# WHAT YOU NEED TO DO
Skip the pictures. Give all the data again exactly.

# Entries taken from a collection
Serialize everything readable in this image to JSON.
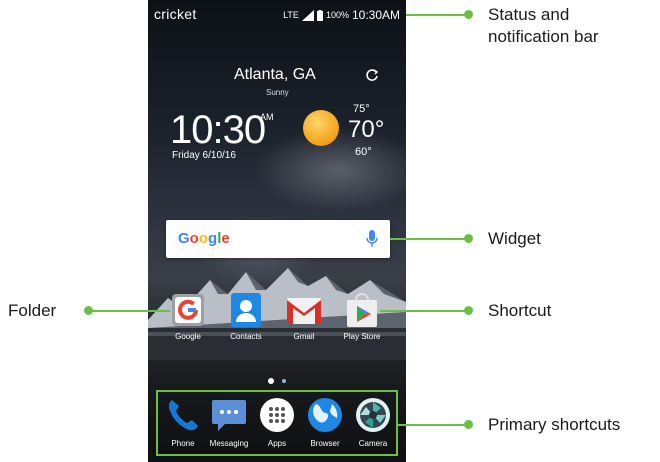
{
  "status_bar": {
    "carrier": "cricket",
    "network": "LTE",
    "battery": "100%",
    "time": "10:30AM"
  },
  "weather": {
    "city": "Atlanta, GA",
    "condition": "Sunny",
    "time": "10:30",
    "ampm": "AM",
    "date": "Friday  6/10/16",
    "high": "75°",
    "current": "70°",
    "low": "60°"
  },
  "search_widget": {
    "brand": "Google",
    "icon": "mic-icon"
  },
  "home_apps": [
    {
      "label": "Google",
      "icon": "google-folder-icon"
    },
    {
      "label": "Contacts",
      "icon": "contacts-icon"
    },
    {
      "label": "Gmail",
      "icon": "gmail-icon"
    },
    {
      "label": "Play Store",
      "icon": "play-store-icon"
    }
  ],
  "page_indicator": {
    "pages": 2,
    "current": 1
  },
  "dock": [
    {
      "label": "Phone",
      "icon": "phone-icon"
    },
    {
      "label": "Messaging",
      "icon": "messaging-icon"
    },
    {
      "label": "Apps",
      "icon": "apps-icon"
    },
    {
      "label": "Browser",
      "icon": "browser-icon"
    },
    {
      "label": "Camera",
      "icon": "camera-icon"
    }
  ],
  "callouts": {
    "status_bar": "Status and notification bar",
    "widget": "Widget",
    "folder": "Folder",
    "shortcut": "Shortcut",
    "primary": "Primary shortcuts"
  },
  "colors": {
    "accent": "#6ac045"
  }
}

# OUTPUT
Serialize everything readable in this image to JSON.
{
  "status_bar": {
    "carrier": "cricket",
    "network": "LTE",
    "battery": "100%",
    "time": "10:30AM"
  },
  "weather": {
    "city": "Atlanta, GA",
    "condition": "Sunny",
    "time": "10:30",
    "ampm": "AM",
    "date": "Friday  6/10/16",
    "high": "75°",
    "current": "70°",
    "low": "60°"
  },
  "search_widget": {
    "brand": "Google",
    "icon": "mic-icon"
  },
  "home_apps": [
    {
      "label": "Google",
      "icon": "google-folder-icon"
    },
    {
      "label": "Contacts",
      "icon": "contacts-icon"
    },
    {
      "label": "Gmail",
      "icon": "gmail-icon"
    },
    {
      "label": "Play Store",
      "icon": "play-store-icon"
    }
  ],
  "page_indicator": {
    "pages": 2,
    "current": 1
  },
  "dock": [
    {
      "label": "Phone",
      "icon": "phone-icon"
    },
    {
      "label": "Messaging",
      "icon": "messaging-icon"
    },
    {
      "label": "Apps",
      "icon": "apps-icon"
    },
    {
      "label": "Browser",
      "icon": "browser-icon"
    },
    {
      "label": "Camera",
      "icon": "camera-icon"
    }
  ],
  "callouts": {
    "status_bar": "Status and notification bar",
    "widget": "Widget",
    "folder": "Folder",
    "shortcut": "Shortcut",
    "primary": "Primary shortcuts"
  },
  "colors": {
    "accent": "#6ac045"
  }
}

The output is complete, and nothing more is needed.